Maybe I add too much into these things.

I probably do….

But, still…  I swear, sure seemed like I was being evaluated and dismissed as anything other than a beginner rider.

Anyway, we talk for a bit until I make my awkward exit (she’s basically written me off at this point). Except, the entire car ride home I’m thinking of all those things I could’ve said instead. The things that would make her see me in the light I want to be seen in (an accomplished rider, who has had at least a modicum of success in the horse world). You know, all those things you wish you would’ve said instead of what you said.

Why’s it even matter?

I don’t really care what she thinks…

I think the issue I have is that, I have put so much time, sweat, blood, tears, into this sport that I want to be taken seriously. I want my accomplishments to count for something. I want to be seen as an accomplished and skilled rider.

Because, lately, I don’t feel like I am. And having that feeling reflected back at me, through her eyes, hurt.

Top 100 Blogs

My blog got added to the “Top 100 Dressage Blogs…” blah, blah, blah..

Feedspot has this deal where if you’re a Gold member, they list your dressage blog in their Top 100 list. You can’t get listed unless you’re a Gold member.

Gold Membership costs money though.
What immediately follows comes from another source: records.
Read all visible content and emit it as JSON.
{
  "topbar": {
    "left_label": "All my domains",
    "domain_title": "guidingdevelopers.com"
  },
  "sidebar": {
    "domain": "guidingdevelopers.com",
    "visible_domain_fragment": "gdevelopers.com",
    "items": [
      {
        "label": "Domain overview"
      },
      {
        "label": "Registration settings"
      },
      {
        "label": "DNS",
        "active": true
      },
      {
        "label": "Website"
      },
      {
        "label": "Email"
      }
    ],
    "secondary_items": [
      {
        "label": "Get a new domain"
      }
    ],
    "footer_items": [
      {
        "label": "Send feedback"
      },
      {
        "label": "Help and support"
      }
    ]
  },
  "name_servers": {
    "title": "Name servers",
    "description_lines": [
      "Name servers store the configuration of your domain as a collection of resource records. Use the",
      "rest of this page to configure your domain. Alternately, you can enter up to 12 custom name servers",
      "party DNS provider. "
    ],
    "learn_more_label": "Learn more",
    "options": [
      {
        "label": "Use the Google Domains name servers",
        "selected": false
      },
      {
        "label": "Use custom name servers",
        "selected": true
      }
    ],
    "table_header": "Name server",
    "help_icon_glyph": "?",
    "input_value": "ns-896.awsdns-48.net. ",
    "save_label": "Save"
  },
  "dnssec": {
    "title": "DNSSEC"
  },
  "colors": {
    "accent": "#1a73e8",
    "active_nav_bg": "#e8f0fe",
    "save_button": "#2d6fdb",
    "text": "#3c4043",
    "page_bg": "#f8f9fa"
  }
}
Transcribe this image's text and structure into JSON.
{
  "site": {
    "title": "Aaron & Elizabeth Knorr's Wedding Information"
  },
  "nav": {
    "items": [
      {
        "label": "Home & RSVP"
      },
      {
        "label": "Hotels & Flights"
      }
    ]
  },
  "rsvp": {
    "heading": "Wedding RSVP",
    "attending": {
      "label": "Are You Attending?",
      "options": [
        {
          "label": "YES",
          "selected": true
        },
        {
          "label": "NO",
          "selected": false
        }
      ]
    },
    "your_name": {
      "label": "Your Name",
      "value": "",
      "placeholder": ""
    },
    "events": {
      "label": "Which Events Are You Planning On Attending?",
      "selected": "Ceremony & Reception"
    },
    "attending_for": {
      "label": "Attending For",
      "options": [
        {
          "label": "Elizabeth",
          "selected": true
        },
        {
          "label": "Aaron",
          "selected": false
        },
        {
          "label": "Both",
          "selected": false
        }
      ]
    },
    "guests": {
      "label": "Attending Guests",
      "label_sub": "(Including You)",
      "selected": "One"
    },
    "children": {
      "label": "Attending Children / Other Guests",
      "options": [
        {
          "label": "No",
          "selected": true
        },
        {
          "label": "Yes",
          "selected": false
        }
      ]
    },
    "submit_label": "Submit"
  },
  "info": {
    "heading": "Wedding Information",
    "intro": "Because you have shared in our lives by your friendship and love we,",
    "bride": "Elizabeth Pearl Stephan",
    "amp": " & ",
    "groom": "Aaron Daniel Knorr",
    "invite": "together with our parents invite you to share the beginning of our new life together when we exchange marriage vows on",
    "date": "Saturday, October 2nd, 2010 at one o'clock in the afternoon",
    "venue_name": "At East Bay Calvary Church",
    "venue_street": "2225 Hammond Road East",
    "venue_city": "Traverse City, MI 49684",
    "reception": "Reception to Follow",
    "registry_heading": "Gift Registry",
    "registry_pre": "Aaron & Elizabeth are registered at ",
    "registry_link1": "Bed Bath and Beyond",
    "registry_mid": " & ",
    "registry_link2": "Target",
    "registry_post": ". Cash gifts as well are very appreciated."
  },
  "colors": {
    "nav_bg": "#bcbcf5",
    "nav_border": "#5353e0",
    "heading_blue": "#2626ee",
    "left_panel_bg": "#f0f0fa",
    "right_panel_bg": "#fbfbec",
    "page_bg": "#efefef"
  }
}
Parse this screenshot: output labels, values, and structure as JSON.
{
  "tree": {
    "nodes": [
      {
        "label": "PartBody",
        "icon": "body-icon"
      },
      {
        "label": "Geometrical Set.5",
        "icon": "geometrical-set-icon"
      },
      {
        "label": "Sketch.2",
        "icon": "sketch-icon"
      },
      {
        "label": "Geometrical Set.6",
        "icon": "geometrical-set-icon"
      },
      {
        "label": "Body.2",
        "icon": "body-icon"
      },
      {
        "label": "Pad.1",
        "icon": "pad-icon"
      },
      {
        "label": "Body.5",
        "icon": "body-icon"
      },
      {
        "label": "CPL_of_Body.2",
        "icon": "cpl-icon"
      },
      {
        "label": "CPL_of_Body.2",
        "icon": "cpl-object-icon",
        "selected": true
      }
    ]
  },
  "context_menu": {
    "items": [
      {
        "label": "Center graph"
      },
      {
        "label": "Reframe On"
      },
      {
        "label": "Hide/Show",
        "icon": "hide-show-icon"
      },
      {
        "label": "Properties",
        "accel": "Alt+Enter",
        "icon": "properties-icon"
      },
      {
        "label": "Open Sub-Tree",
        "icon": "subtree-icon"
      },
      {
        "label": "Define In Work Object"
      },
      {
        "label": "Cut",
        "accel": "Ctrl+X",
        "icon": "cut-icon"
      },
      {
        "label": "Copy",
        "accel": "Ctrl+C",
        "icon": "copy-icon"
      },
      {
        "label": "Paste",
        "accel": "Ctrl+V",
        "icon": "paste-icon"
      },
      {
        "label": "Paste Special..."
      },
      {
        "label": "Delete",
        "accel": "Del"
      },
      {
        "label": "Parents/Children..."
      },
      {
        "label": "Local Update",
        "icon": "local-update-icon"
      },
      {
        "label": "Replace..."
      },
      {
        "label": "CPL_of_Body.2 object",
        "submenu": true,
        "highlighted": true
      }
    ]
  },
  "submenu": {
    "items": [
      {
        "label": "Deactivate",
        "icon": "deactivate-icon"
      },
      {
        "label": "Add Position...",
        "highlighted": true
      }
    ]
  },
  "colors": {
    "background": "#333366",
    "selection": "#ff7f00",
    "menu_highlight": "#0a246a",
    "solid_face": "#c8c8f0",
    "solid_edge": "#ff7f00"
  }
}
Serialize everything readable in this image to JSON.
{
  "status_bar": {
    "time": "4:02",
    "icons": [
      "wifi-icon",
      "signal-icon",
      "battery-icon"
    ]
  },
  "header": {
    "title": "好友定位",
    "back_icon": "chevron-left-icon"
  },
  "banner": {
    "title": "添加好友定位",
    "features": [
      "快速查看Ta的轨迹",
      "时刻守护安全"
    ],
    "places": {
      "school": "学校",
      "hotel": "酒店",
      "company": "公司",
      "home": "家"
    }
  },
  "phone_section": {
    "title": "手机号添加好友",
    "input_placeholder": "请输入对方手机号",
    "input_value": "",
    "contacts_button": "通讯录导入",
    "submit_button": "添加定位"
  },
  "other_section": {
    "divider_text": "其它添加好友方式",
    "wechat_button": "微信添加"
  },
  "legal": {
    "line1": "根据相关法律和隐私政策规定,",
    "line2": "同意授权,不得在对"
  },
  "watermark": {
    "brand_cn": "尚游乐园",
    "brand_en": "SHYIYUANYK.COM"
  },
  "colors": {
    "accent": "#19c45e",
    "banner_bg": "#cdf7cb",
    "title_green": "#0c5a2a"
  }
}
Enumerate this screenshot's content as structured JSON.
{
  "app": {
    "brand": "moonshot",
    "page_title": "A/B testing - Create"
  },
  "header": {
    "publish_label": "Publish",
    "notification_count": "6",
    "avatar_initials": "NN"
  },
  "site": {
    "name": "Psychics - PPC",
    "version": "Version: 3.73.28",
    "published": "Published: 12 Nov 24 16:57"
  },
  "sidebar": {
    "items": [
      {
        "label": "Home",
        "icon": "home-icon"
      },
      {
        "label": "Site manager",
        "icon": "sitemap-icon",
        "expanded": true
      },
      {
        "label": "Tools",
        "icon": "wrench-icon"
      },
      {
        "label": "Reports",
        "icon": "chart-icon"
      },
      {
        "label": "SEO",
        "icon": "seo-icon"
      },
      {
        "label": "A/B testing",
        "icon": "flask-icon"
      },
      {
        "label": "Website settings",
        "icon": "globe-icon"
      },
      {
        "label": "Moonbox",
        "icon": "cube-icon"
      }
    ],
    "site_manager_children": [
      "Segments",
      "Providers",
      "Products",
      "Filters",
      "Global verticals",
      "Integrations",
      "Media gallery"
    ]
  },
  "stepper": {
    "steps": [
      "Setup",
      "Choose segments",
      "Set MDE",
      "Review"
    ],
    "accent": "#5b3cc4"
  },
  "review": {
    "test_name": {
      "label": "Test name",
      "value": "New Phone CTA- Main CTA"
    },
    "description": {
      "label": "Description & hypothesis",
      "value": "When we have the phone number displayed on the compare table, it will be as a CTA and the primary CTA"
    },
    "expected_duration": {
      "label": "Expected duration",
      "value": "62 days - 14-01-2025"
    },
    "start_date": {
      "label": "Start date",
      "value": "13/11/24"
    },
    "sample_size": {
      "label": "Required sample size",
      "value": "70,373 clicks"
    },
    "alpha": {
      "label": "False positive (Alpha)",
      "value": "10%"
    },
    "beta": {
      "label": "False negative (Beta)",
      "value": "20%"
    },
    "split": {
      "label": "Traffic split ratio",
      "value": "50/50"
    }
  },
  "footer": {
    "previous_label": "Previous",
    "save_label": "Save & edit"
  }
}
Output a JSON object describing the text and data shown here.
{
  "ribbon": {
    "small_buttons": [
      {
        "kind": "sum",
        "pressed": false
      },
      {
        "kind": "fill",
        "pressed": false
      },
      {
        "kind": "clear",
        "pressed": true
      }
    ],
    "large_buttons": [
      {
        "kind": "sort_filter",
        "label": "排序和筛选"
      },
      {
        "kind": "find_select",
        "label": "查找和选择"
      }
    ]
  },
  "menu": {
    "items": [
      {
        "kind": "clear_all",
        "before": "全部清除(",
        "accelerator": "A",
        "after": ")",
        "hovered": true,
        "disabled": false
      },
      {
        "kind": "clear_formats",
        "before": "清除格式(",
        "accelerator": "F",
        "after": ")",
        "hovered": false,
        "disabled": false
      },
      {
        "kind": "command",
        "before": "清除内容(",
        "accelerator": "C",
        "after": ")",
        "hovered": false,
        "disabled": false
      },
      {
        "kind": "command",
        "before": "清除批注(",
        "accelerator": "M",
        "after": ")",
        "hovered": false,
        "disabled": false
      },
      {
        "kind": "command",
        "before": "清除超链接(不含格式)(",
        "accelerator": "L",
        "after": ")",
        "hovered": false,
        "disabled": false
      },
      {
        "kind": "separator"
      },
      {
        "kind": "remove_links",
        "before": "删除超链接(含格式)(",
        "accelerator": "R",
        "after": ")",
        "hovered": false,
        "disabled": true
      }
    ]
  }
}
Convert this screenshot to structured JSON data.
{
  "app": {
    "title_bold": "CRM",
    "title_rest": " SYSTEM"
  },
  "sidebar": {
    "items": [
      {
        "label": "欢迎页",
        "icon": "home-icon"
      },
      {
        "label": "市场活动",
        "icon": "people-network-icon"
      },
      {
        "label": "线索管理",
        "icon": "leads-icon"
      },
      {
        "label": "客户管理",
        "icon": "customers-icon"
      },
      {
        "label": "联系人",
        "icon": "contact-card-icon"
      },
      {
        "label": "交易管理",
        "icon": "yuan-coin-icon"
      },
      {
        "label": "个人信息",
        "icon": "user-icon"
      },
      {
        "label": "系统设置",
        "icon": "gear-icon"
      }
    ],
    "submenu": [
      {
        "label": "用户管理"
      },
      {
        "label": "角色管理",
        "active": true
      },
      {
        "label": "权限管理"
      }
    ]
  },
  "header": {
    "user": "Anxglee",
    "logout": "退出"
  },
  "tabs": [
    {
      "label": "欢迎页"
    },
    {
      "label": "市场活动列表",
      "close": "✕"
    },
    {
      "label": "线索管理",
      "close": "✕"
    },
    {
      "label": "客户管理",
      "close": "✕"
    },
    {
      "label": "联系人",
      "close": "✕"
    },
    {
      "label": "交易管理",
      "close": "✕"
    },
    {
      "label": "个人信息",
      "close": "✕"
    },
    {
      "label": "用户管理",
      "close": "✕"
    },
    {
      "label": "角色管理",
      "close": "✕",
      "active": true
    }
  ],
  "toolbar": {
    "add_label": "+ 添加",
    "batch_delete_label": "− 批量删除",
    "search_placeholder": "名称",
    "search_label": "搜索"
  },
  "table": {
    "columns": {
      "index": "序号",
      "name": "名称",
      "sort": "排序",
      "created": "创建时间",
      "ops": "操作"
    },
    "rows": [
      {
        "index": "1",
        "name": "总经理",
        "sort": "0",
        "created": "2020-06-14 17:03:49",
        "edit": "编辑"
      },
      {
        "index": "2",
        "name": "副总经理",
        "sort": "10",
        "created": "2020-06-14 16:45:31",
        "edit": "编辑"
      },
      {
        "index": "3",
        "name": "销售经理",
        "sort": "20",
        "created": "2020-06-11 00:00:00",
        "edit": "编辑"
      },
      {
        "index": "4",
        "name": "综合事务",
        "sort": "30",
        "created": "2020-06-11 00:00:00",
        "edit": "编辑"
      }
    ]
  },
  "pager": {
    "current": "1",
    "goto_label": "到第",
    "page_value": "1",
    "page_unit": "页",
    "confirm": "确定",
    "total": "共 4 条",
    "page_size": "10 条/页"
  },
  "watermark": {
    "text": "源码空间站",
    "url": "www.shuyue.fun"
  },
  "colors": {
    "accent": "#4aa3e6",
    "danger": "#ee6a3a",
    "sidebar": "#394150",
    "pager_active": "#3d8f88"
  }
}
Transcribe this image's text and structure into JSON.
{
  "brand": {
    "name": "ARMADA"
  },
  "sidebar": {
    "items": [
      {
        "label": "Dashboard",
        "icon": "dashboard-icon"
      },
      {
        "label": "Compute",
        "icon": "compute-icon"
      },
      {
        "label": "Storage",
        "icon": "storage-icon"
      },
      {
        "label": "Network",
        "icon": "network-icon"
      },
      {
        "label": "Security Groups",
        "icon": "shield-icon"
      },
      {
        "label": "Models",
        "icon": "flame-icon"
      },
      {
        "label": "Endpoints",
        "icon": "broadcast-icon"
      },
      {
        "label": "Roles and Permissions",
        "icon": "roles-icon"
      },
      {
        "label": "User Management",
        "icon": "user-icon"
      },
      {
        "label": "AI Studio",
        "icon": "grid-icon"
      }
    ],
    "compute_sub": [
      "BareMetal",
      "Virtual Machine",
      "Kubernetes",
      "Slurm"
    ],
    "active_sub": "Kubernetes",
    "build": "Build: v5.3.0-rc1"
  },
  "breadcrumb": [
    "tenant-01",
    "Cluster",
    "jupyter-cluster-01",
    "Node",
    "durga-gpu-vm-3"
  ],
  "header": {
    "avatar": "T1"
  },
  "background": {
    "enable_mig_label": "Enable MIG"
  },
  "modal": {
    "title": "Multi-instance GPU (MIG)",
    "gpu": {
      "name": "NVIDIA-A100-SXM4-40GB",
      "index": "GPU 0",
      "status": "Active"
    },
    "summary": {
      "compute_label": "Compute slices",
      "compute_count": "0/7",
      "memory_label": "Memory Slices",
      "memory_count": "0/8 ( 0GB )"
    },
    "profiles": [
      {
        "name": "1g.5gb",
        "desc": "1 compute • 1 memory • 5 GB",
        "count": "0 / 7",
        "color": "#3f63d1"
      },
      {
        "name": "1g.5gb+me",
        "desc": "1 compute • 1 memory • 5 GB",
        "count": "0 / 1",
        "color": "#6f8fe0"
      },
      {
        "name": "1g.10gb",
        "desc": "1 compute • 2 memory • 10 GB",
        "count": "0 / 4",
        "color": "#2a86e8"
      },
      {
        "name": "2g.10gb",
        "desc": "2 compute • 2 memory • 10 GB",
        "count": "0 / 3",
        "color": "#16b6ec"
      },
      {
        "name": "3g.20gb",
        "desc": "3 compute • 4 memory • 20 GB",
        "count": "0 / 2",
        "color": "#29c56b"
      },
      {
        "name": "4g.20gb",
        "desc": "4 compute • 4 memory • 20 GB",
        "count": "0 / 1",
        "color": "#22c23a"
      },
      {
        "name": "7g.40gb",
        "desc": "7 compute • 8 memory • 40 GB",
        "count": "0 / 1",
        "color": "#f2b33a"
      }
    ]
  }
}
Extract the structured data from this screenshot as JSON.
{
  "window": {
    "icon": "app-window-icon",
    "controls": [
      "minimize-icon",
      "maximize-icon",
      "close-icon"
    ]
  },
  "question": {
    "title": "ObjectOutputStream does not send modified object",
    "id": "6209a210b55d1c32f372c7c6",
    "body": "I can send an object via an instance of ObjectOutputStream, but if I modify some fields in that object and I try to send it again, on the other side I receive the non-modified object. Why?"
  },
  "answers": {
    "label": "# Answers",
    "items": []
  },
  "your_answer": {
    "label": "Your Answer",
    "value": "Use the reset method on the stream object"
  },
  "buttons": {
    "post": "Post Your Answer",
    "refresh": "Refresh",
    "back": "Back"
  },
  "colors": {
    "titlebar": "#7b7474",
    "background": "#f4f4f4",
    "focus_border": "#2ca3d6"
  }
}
They won’t tell you their gold membership fee up front though. You have to give them all your info first. Then when you see the fee and go “Oh Hell No!”, they’ll email you directly to convince you to pay. They’re actually quite persistent about you paying them.

At first they’ll offer you one (1) free month.

However, I got sick of the emails, so I replied with “I’m never paying you a dime for a membership”, and they responded by giving me a free Gold Membership.

(I’m not tossing away hard earned cash on a feed aggregator.)

(why can’t people give me cars, or money instead?!)

(I bet my Gold membership gets yanked now.)

With my newly minted “Gold” status, I’m suddenly a Top 100 Dressage Blogs!! Woo! I’m so kewl! 😒

If you’ve read more than one post, you know my content is rather sub par, sporadic, and well, as my mom put it “I read the first line and quit”. 😭

😂😂

[she wasn’t captivated by my laminitis post]

Here the listing: https://blog.feedspot.com/dressage_blogs/

Go get your blog listed for free now too!! …where the fees are made up, and the lists don’t matter!